Brazil Holding First General Strike in Two Decades | Global Justice Ecology Project: Participants are opposed to the government’s pension overhaul, which will be voted on in Congress next week and which could set the minimum retirement age at 65 for men and 62 for women. Public sector workers have been able to retire at much earlier ages.
A congressional bill to weaken labour laws also progressed earlier in the week, and the country is experiencing an ever-unfolding corruption scandal, which has been linked to many top politicians, fuelling further public discontent.
Two hours from Parliament Hill. No clean water | National Observer: The community is in Western Quebec, less than two hours away from Parliament Hill and Canada's capital region. And yet, when it comes to basic human rights such as access to clean drinking water, she says “it feels like a struggle every day of existence.” Even worse, she fears that those federal politicians who work down the highway don't seem to be listening.
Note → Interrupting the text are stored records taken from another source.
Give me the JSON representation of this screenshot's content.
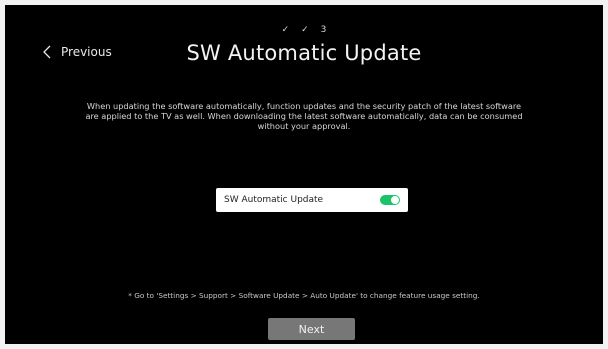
{
  "stepper": {
    "step1": "✓",
    "step2": "✓",
    "step3": "3"
  },
  "nav": {
    "previous_label": "Previous",
    "previous_icon": "chevron-left-icon"
  },
  "page": {
    "title": "SW Automatic Update",
    "description": "When updating the software automatically, function updates and the security patch of the latest software are applied to the TV as well. When downloading the latest software automatically, data can be consumed without your approval."
  },
  "setting": {
    "label": "SW Automatic Update",
    "enabled": true,
    "toggle_color": "#1bc468"
  },
  "footer": {
    "note": "* Go to 'Settings > Support > Software Update > Auto Update' to change feature usage setting.",
    "next_label": "Next"
  }
}
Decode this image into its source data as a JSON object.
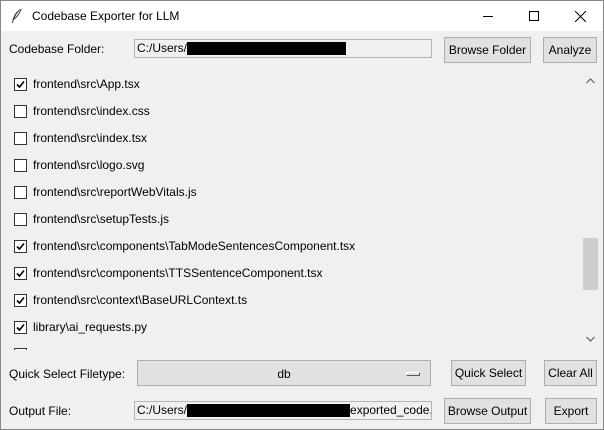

The right to water has long been acknowledged as an essential human right by the United Nations. Yet, Chief Jean-Guy Whiteduck of Kitigan Zibi says that 40 per cent of his community (approximately 350 homes) lives without safe drinking water.
Macedonia parliament stormed by protesters in Skopje - BBC News: A brawl broke out injuring at least 10 people, including the Social Democrat leader Zoran Zaev, who was left with blood pouring down his face.
The protesters, supporters of ex-Prime Minister Nikola Gruevski's VMRO party, are demanding new elections.
Politics in the former Yugoslav republic has been deadlocked since an inconclusive election in December.
But the crisis goes back further, to a phone-tapping scandal two years ago.
Mr Zaev has created a coalition with ethnic Albanian parties, but his attempts to form a government have been blocked by the president.
Macedonian nationalists have been protesting on the streets since Mr Zaev tried to form the coalition.
Formerly Imprisoned Journalist Barrett Brown Taken Back Into Custody Before PBS Interview: [theintercept.com] Brown quickly became a symbol of the attack on press freedom after he was arrested in 2012 for reporting he did on the hacked emails of intelligence-contracting firms. Brown wrote about hacked emails that showed the firm Stratfor spying on activists on behalf of corporations. Brown also helped uncover a proposal by intelligence contractors to hack and smear WikiLeaks defenders and progressive activists.
Faced with the possibility of 100 years in prison, Brown pleaded guilty in 2014 to two charges related to obstruction of justice and threatening an FBI agent, and was sentenced to five years and 3 months. In 2016, Brown won a National Magazine Award for his scathing and often hilarious columns in The Intercept, which focused on his life in prison. He was released in November.
Chiapas: Threats against Las Abejas Continue in Los Chorros, Chenalho Municipality | SIPAZ Blog: Las Abejas Civil Society reported that the Los Chorros authorities cut off the electricity and water supply to Jose Vasquez Entzin, Antonio Ramirez Perez and Juan Diego Perez Lopez, but the situation has been aggravated by the decision of those authorities “that whoever provides water and electric energy to members of the organization, will also be fined” and “threatened everyone with also cutting off drinking water if they provide water to Las Abejas.” They considered that with these actions, “it is very clear that in the colony Miguel Utrilla Los Chorros neighborhood, the followers of political parties and paramilitaries responsible for the previous events and material authors of the Acteal Massacre in complicity with the municipal president of Chenalho and with the state and federal governments, have initiated a direct attack on our organization to seek to weaken and demobilize us; because it occurs within the framework of our Acteal campaign: Roots, Memory and Hope.”